→ **EXERCISE DETAILS**
Could you repeat all of the entries word for word, minus any pictures?

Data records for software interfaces

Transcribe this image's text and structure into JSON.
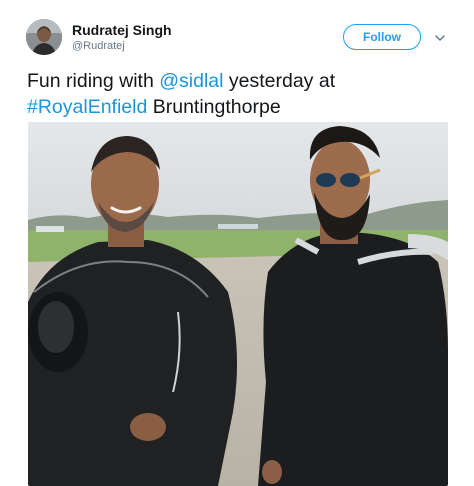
{
  "user": {
    "display_name": "Rudratej Singh",
    "handle": "@Rudratej"
  },
  "follow_label": "Follow",
  "tweet": {
    "text_prefix": "Fun riding with ",
    "mention": "@sidlal",
    "text_middle": " yesterday at",
    "hashtag": "#RoyalEnfield",
    "text_suffix": " Bruntingthorpe"
  },
  "icons": {
    "caret": "chevron-down-icon"
  },
  "colors": {
    "link": "#1b95e0",
    "follow_border": "#1da1f2"
  }
}
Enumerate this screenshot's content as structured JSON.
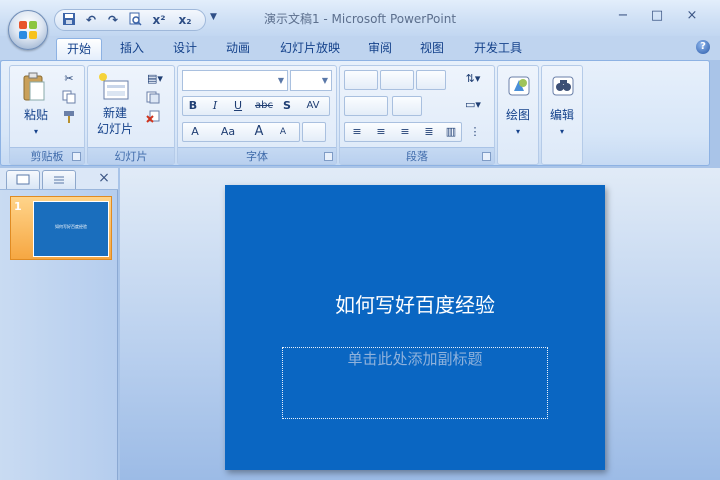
{
  "window": {
    "title": "演示文稿1 - Microsoft PowerPoint",
    "controls": {
      "minimize": "−",
      "maximize": "□",
      "close": "×"
    }
  },
  "quick_access": {
    "save_icon": "save-icon",
    "undo_icon": "undo-icon",
    "redo_icon": "redo-icon",
    "preview_icon": "print-preview-icon",
    "superscript": "x²",
    "subscript": "x₂"
  },
  "tabs": [
    "开始",
    "插入",
    "设计",
    "动画",
    "幻灯片放映",
    "审阅",
    "视图",
    "开发工具"
  ],
  "active_tab": "开始",
  "ribbon": {
    "clipboard": {
      "label": "剪贴板",
      "paste": "粘贴"
    },
    "slides": {
      "label": "幻灯片",
      "new_slide_line1": "新建",
      "new_slide_line2": "幻灯片"
    },
    "font": {
      "label": "字体",
      "bold": "B",
      "italic": "I",
      "underline": "U",
      "strike": "abc",
      "shadow": "S",
      "spacing": "AV",
      "color": "A",
      "case": "Aa",
      "grow": "A",
      "shrink": "A"
    },
    "paragraph": {
      "label": "段落"
    },
    "drawing": {
      "label": "绘图"
    },
    "editing": {
      "label": "编辑"
    }
  },
  "slide_panel": {
    "slide_number": "1"
  },
  "slide": {
    "title": "如何写好百度经验",
    "subtitle_placeholder": "单击此处添加副标题"
  },
  "colors": {
    "slide_bg": "#0a66c2",
    "accent": "#f6a742"
  }
}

→ **OUTPUT**
Transcribe this image's text and structure into JSON.
{
  "user": {
    "display_name": "Rudratej Singh",
    "handle": "@Rudratej"
  },
  "follow_label": "Follow",
  "tweet": {
    "text_prefix": "Fun riding with ",
    "mention": "@sidlal",
    "text_middle": " yesterday at",
    "hashtag": "#RoyalEnfield",
    "text_suffix": " Bruntingthorpe"
  },
  "icons": {
    "caret": "chevron-down-icon"
  },
  "colors": {
    "link": "#1b95e0",
    "follow_border": "#1da1f2"
  }
}
Enumerate this screenshot's content as structured JSON.
{
  "window": {
    "title": "演示文稿1 - Microsoft PowerPoint",
    "controls": {
      "minimize": "−",
      "maximize": "□",
      "close": "×"
    }
  },
  "quick_access": {
    "save_icon": "save-icon",
    "undo_icon": "undo-icon",
    "redo_icon": "redo-icon",
    "preview_icon": "print-preview-icon",
    "superscript": "x²",
    "subscript": "x₂"
  },
  "tabs": [
    "开始",
    "插入",
    "设计",
    "动画",
    "幻灯片放映",
    "审阅",
    "视图",
    "开发工具"
  ],
  "active_tab": "开始",
  "ribbon": {
    "clipboard": {
      "label": "剪贴板",
      "paste": "粘贴"
    },
    "slides": {
      "label": "幻灯片",
      "new_slide_line1": "新建",
      "new_slide_line2": "幻灯片"
    },
    "font": {
      "label": "字体",
      "bold": "B",
      "italic": "I",
      "underline": "U",
      "strike": "abc",
      "shadow": "S",
      "spacing": "AV",
      "color": "A",
      "case": "Aa",
      "grow": "A",
      "shrink": "A"
    },
    "paragraph": {
      "label": "段落"
    },
    "drawing": {
      "label": "绘图"
    },
    "editing": {
      "label": "编辑"
    }
  },
  "slide_panel": {
    "slide_number": "1"
  },
  "slide": {
    "title": "如何写好百度经验",
    "subtitle_placeholder": "单击此处添加副标题"
  },
  "colors": {
    "slide_bg": "#0a66c2",
    "accent": "#f6a742"
  }
}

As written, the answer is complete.